"Ignorance is our biggest vulnerability [in the cyber domain]." --Vice Adm. Carl Mauney, USN, deputy CO, STRATCOM
Although the U.S. Navy has been in the cyber arena for many years, today the service officially moved into the operational cyber domain as Vice Adm. Barry McCullough, USN, took command of the U.S. Fleet Cyber Command/U.S. 10th Fleet.
Cyber denizens meet on DEFStar-an innovative social media site geared toward government and military.
President Obama has named Howard A. Schmidt the new White House Cybersecurity Coordinator.
The DHS has instituted a new job application process for cybersecurity positions. The good news? It's free of KSAs. Right now the agency is hosting a virtual job fair for those interested. Applicants no longer have to worry about KSAs or a points system; they simply submit cover letters and résumés, which are reviewed by hiring managers. DHS officials will then contact candidates of interest to invite them to a private interview event.
February may seem far away, but it will be here in no time at all.

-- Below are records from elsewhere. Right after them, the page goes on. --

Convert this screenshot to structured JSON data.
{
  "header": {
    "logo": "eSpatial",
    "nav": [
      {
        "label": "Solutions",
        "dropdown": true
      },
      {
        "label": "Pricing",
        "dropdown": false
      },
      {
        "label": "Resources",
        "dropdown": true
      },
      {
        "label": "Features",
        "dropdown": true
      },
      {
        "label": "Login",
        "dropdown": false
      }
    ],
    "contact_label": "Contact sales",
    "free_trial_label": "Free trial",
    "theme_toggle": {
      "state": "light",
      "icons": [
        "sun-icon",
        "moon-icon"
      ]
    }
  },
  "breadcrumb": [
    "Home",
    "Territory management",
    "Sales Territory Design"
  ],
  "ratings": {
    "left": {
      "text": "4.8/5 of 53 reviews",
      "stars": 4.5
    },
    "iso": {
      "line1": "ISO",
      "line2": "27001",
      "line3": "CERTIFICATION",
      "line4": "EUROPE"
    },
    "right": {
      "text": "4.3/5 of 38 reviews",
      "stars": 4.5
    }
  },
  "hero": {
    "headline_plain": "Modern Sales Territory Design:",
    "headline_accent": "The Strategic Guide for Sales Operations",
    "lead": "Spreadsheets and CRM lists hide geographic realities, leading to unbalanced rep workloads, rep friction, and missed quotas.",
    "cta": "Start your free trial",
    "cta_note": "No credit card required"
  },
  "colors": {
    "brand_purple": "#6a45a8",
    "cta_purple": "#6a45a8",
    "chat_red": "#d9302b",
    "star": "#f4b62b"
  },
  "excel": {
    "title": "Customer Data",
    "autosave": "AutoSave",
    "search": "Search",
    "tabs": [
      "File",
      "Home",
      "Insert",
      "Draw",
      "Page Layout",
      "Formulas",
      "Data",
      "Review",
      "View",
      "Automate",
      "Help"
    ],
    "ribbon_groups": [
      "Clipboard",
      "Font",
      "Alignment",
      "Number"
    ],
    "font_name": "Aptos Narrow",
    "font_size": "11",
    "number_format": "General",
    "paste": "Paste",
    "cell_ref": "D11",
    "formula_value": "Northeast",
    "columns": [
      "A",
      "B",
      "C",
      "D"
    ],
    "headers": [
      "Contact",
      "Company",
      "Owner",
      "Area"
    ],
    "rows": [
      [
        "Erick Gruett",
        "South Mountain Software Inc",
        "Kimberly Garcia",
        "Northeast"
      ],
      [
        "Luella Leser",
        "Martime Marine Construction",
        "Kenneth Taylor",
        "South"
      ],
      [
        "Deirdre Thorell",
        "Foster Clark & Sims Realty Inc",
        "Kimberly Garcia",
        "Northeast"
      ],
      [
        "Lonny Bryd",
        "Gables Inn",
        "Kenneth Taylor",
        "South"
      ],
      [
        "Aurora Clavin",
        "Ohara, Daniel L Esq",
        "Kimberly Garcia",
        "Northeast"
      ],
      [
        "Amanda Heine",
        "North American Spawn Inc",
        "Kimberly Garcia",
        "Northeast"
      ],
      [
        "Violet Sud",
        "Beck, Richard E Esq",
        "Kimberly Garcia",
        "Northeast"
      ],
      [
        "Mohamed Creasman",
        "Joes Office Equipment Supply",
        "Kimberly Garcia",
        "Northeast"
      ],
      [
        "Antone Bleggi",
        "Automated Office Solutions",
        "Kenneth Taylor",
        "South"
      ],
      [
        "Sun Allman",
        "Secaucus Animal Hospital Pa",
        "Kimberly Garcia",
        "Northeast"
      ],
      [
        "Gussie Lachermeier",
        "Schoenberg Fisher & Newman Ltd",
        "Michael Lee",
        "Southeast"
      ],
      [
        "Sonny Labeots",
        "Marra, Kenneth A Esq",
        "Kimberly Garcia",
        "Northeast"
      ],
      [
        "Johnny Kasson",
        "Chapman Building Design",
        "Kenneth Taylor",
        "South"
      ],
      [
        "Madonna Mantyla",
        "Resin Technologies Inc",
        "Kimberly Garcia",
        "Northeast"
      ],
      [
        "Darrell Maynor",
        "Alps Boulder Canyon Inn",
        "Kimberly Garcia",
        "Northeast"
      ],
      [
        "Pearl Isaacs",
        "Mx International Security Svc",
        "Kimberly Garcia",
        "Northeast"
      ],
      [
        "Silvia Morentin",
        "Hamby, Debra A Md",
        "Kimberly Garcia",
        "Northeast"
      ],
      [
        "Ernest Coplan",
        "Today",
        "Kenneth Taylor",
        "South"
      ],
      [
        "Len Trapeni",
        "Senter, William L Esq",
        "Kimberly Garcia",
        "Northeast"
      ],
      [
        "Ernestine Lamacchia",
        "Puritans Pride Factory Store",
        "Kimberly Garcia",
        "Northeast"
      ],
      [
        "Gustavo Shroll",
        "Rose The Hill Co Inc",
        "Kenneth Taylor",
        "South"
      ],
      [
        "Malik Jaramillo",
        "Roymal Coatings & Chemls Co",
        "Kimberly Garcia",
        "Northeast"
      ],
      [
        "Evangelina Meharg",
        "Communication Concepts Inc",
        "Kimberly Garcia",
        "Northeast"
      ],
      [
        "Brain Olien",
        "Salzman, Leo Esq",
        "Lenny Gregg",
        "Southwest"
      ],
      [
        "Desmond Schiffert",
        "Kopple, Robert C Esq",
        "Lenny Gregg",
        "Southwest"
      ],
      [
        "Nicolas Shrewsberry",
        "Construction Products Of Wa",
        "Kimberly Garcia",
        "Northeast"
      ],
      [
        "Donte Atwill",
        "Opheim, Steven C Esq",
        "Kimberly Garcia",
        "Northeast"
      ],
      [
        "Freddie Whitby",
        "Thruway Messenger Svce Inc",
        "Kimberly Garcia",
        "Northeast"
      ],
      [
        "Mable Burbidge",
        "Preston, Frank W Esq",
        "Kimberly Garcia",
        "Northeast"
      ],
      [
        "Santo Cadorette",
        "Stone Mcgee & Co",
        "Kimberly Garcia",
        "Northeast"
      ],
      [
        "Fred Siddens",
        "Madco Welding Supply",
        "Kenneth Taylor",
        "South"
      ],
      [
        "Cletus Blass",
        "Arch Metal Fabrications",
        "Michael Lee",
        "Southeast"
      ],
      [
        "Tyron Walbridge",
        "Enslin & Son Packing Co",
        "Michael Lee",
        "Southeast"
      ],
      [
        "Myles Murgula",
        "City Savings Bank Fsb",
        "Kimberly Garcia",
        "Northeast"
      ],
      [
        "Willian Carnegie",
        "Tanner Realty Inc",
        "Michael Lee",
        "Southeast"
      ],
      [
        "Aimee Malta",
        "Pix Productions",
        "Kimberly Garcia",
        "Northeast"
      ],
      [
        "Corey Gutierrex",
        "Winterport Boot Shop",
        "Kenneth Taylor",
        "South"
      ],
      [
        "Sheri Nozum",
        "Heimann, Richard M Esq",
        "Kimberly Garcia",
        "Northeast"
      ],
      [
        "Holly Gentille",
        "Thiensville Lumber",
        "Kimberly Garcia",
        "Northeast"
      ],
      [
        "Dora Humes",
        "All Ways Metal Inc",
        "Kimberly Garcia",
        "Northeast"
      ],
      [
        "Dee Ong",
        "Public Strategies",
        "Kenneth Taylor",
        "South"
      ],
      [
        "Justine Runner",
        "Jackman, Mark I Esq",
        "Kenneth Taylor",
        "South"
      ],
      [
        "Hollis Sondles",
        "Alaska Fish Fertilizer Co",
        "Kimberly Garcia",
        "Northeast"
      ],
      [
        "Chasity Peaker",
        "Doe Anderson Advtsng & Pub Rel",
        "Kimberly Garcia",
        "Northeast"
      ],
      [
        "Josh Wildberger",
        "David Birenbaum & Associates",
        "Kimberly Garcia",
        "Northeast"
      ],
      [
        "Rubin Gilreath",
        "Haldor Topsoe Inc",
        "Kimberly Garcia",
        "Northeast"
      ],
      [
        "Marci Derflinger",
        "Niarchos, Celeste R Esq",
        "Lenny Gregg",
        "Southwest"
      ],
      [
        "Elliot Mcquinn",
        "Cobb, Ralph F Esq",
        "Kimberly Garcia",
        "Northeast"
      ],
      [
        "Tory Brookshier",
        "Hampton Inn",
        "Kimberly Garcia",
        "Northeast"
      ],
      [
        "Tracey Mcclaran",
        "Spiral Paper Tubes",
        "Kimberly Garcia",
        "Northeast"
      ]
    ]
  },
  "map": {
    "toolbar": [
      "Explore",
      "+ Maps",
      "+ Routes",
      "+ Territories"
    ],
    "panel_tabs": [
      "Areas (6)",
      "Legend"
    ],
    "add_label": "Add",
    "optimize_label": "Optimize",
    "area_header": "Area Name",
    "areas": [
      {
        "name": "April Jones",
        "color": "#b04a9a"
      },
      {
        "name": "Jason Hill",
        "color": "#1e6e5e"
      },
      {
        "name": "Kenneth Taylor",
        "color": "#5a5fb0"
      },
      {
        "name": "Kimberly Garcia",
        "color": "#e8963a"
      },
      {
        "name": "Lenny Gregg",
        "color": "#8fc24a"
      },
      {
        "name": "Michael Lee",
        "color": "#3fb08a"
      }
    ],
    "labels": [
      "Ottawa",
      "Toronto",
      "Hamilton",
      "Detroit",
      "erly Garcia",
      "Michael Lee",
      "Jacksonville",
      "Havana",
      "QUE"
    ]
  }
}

Make plans now to attend two great events: the West 2010 Conference in San Diego and the Homeland Security Conference in Washington, D.C.
Two leaders in the intelligence realm shared their main concerns about security and cyberspace to a packed auditorium at the SOLUTIONS Series.
Tracks panelists at SOLUTIONS discuss the foundational issues, current initiatives and long-term plans for cybersecurity.
Sherri Ramsay, director of the NSA's Central Security Service Threat Operations Center, says that the intersection of cyber, national and economic security has changed the way her organization interacts with industry.
The information technology arena is experiencing large tectonic shifts that are directly affecting requirements for cybersecurity. Transitions-from physical to virtual; from the premise to the cloud; from more formal networks to social networks-will have their counterparts in new security requirements and approaches.
Government needs to "think flat' and create a cybersecurity architecture that emphasizes a peering structure rather than a vertical architecture.
Joe Mazzafro, writing over at the MAZZ-INT blog for the AFCEA Intelligence community, explores the difficulty in finding a person who is both qualified and willing to be the new "Cyber Czar." "Given these circumstances I just don't see many high profile personalities attracted to being the third or fourth choice for a position that lacks authority, reports to a Deputy National Security Adviser and must operate in the shadow of DIRNSA," he writes.
Next in SIGNAL's webinar series, "Securing the Data Center: A DOD Architecture for Information Assurance" will take place on May 7, 2009 at 11:00 AM ET. Targeted attacks by hackers and insiders are aimed where they'll do the most damage and where the most valuable assets are located - the agency data center. Government agencies can increase protection and reduce operational costs when security issues are considered at the very beginning of data center planning. So it's ironic that data center security is often an afterthought.